##### EXERCISE INPUTS

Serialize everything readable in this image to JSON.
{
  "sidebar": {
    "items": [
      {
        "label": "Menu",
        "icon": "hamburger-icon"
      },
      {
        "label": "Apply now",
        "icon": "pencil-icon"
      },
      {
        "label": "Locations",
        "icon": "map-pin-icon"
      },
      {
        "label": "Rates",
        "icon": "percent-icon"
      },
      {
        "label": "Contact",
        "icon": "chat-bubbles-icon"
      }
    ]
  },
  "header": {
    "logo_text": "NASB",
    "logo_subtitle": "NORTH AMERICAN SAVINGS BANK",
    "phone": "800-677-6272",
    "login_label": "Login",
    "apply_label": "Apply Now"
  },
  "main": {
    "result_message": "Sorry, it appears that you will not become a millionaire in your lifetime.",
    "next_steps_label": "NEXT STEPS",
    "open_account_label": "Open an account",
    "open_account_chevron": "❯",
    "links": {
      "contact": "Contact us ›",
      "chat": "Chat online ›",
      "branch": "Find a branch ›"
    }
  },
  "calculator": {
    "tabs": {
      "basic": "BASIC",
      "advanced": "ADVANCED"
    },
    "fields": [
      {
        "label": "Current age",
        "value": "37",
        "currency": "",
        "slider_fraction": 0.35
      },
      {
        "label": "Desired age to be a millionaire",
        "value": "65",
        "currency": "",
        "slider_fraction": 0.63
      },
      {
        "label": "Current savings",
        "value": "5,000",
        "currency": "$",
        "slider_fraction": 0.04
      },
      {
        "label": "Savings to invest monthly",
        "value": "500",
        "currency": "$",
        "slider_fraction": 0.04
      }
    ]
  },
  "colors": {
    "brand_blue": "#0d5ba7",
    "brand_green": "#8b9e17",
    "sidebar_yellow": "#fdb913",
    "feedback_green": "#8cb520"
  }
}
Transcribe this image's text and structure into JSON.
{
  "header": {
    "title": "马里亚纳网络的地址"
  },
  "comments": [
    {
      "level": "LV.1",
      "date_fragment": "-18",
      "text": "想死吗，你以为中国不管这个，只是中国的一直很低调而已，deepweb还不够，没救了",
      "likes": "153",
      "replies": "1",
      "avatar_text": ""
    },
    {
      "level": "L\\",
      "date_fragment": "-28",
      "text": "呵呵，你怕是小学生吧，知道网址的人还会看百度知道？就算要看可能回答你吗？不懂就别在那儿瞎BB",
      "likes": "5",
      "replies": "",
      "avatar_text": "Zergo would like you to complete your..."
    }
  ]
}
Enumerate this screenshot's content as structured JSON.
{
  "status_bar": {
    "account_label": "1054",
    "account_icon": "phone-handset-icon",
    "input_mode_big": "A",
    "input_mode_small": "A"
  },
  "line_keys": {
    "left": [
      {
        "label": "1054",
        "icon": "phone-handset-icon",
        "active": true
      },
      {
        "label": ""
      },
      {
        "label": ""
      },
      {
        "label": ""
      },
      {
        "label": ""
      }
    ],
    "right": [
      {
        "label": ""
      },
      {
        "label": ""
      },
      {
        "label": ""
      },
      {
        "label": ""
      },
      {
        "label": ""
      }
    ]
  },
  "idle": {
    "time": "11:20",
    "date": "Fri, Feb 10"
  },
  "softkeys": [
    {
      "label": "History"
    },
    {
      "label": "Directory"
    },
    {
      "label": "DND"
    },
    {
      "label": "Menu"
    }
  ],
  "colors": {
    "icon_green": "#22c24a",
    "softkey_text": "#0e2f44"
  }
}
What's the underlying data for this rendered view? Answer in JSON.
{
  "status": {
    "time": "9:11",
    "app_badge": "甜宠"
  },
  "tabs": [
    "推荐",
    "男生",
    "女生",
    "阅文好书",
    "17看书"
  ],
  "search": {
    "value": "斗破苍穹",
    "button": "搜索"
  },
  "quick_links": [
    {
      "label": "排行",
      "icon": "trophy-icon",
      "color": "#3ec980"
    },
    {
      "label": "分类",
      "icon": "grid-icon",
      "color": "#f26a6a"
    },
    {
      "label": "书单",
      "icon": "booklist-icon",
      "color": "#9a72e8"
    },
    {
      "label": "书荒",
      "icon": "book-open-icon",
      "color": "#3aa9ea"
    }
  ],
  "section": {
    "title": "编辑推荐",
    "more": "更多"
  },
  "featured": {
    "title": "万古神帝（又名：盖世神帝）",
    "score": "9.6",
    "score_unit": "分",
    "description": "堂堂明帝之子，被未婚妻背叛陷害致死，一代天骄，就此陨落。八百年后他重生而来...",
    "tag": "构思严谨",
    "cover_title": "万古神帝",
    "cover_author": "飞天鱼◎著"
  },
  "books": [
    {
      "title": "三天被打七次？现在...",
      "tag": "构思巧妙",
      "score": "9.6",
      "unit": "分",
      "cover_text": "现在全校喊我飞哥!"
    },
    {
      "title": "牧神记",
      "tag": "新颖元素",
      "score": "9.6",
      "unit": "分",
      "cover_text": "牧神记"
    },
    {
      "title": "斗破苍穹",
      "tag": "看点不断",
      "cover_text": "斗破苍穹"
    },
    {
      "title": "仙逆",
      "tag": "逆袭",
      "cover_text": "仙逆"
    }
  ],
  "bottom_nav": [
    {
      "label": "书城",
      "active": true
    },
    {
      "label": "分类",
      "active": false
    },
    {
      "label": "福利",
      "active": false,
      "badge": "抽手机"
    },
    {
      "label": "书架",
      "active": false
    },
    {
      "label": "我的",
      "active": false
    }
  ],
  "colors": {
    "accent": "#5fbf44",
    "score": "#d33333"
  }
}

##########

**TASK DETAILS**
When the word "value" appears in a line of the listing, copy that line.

**RESPONSE TO THIS EXERCISE**
        "value": "37",
        "value": "65",
        "value": "5,000",
        "value": "500",
    "value": "斗破苍穹",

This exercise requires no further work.